- **What you have to do**:
Repeat the entries that follow verbatim, without any of their pictures.

***** Record set *****

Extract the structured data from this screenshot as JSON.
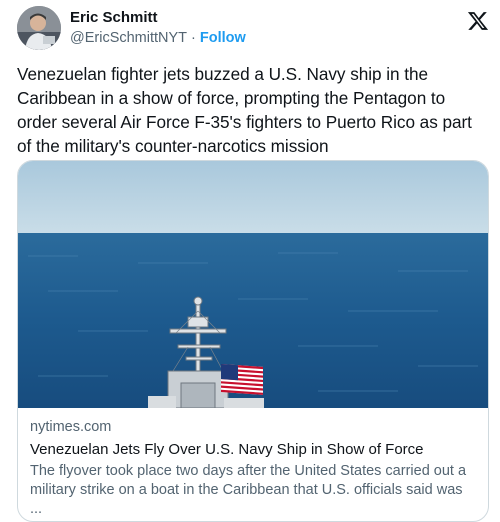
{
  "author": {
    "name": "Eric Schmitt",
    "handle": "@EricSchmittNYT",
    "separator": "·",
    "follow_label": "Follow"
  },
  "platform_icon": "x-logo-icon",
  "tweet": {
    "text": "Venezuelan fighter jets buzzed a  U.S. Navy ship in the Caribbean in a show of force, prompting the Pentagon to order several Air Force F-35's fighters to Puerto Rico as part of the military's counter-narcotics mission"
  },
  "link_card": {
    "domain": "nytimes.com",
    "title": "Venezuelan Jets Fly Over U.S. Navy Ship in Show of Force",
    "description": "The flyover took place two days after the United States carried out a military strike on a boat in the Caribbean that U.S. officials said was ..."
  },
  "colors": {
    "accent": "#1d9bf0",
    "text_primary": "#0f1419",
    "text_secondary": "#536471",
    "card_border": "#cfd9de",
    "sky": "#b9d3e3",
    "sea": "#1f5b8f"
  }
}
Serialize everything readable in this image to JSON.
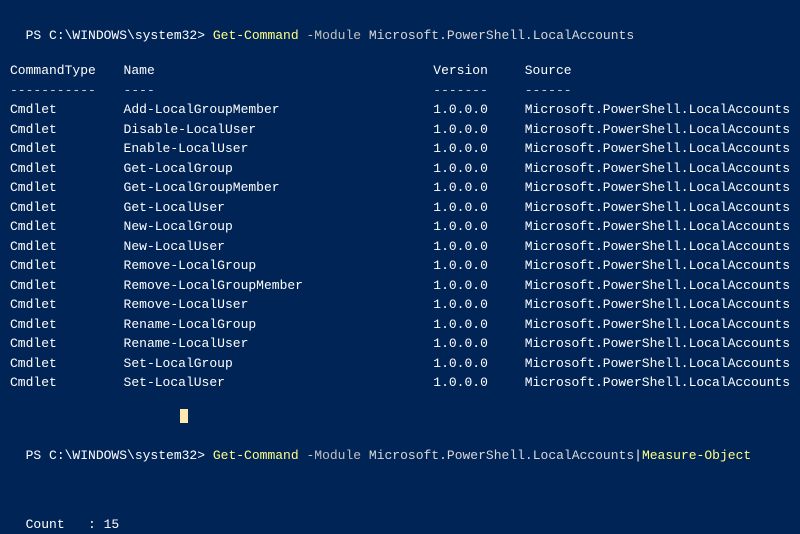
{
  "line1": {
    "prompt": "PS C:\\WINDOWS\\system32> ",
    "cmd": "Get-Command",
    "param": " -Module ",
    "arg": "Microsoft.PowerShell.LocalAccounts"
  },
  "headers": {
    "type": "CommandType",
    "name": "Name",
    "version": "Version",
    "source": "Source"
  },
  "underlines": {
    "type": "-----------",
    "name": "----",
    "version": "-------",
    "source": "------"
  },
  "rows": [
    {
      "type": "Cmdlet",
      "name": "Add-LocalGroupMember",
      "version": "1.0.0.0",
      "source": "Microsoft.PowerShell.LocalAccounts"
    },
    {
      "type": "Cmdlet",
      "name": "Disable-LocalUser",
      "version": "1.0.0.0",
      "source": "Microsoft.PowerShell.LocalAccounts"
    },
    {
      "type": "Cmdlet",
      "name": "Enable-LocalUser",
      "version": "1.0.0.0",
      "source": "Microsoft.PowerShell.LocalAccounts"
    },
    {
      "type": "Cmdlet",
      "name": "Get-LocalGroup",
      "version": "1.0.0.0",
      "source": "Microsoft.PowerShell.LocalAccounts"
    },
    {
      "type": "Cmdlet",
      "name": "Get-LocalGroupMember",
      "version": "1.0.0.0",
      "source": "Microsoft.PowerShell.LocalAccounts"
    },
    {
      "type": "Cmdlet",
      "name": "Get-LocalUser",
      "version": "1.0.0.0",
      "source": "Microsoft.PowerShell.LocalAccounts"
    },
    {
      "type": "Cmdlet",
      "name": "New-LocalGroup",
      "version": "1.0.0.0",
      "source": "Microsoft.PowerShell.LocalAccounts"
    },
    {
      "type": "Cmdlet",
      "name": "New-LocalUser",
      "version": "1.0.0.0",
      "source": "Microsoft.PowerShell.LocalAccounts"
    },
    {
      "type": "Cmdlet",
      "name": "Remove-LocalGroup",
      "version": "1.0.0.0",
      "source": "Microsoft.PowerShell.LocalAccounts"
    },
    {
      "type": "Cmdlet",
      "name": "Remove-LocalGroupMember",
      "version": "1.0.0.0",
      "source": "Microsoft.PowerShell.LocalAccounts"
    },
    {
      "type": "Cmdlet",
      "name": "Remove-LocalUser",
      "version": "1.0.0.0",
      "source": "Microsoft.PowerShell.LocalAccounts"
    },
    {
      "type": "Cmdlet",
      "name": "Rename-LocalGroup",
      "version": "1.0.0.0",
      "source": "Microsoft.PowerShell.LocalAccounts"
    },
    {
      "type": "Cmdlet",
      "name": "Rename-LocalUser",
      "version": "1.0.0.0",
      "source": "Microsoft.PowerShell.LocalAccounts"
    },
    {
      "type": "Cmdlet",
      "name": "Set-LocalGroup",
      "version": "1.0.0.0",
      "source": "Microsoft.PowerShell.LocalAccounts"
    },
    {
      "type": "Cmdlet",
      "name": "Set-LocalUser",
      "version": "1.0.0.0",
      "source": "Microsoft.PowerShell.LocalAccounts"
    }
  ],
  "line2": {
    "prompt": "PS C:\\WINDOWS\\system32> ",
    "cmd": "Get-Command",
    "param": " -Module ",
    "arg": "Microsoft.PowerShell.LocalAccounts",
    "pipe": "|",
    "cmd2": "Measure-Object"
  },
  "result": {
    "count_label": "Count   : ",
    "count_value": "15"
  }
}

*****

- **Exercise solution**:
Extract the structured data from this screenshot as JSON.
{
  "author": {
    "name": "Eric Schmitt",
    "handle": "@EricSchmittNYT",
    "separator": "·",
    "follow_label": "Follow"
  },
  "platform_icon": "x-logo-icon",
  "tweet": {
    "text": "Venezuelan fighter jets buzzed a  U.S. Navy ship in the Caribbean in a show of force, prompting the Pentagon to order several Air Force F-35's fighters to Puerto Rico as part of the military's counter-narcotics mission"
  },
  "link_card": {
    "domain": "nytimes.com",
    "title": "Venezuelan Jets Fly Over U.S. Navy Ship in Show of Force",
    "description": "The flyover took place two days after the United States carried out a military strike on a boat in the Caribbean that U.S. officials said was ..."
  },
  "colors": {
    "accent": "#1d9bf0",
    "text_primary": "#0f1419",
    "text_secondary": "#536471",
    "card_border": "#cfd9de",
    "sky": "#b9d3e3",
    "sea": "#1f5b8f"
  }
}
Serialize everything readable in this image to JSON.
{
  "line1": {
    "prompt": "PS C:\\WINDOWS\\system32> ",
    "cmd": "Get-Command",
    "param": " -Module ",
    "arg": "Microsoft.PowerShell.LocalAccounts"
  },
  "headers": {
    "type": "CommandType",
    "name": "Name",
    "version": "Version",
    "source": "Source"
  },
  "underlines": {
    "type": "-----------",
    "name": "----",
    "version": "-------",
    "source": "------"
  },
  "rows": [
    {
      "type": "Cmdlet",
      "name": "Add-LocalGroupMember",
      "version": "1.0.0.0",
      "source": "Microsoft.PowerShell.LocalAccounts"
    },
    {
      "type": "Cmdlet",
      "name": "Disable-LocalUser",
      "version": "1.0.0.0",
      "source": "Microsoft.PowerShell.LocalAccounts"
    },
    {
      "type": "Cmdlet",
      "name": "Enable-LocalUser",
      "version": "1.0.0.0",
      "source": "Microsoft.PowerShell.LocalAccounts"
    },
    {
      "type": "Cmdlet",
      "name": "Get-LocalGroup",
      "version": "1.0.0.0",
      "source": "Microsoft.PowerShell.LocalAccounts"
    },
    {
      "type": "Cmdlet",
      "name": "Get-LocalGroupMember",
      "version": "1.0.0.0",
      "source": "Microsoft.PowerShell.LocalAccounts"
    },
    {
      "type": "Cmdlet",
      "name": "Get-LocalUser",
      "version": "1.0.0.0",
      "source": "Microsoft.PowerShell.LocalAccounts"
    },
    {
      "type": "Cmdlet",
      "name": "New-LocalGroup",
      "version": "1.0.0.0",
      "source": "Microsoft.PowerShell.LocalAccounts"
    },
    {
      "type": "Cmdlet",
      "name": "New-LocalUser",
      "version": "1.0.0.0",
      "source": "Microsoft.PowerShell.LocalAccounts"
    },
    {
      "type": "Cmdlet",
      "name": "Remove-LocalGroup",
      "version": "1.0.0.0",
      "source": "Microsoft.PowerShell.LocalAccounts"
    },
    {
      "type": "Cmdlet",
      "name": "Remove-LocalGroupMember",
      "version": "1.0.0.0",
      "source": "Microsoft.PowerShell.LocalAccounts"
    },
    {
      "type": "Cmdlet",
      "name": "Remove-LocalUser",
      "version": "1.0.0.0",
      "source": "Microsoft.PowerShell.LocalAccounts"
    },
    {
      "type": "Cmdlet",
      "name": "Rename-LocalGroup",
      "version": "1.0.0.0",
      "source": "Microsoft.PowerShell.LocalAccounts"
    },
    {
      "type": "Cmdlet",
      "name": "Rename-LocalUser",
      "version": "1.0.0.0",
      "source": "Microsoft.PowerShell.LocalAccounts"
    },
    {
      "type": "Cmdlet",
      "name": "Set-LocalGroup",
      "version": "1.0.0.0",
      "source": "Microsoft.PowerShell.LocalAccounts"
    },
    {
      "type": "Cmdlet",
      "name": "Set-LocalUser",
      "version": "1.0.0.0",
      "source": "Microsoft.PowerShell.LocalAccounts"
    }
  ],
  "line2": {
    "prompt": "PS C:\\WINDOWS\\system32> ",
    "cmd": "Get-Command",
    "param": " -Module ",
    "arg": "Microsoft.PowerShell.LocalAccounts",
    "pipe": "|",
    "cmd2": "Measure-Object"
  },
  "result": {
    "count_label": "Count   : ",
    "count_value": "15"
  }
}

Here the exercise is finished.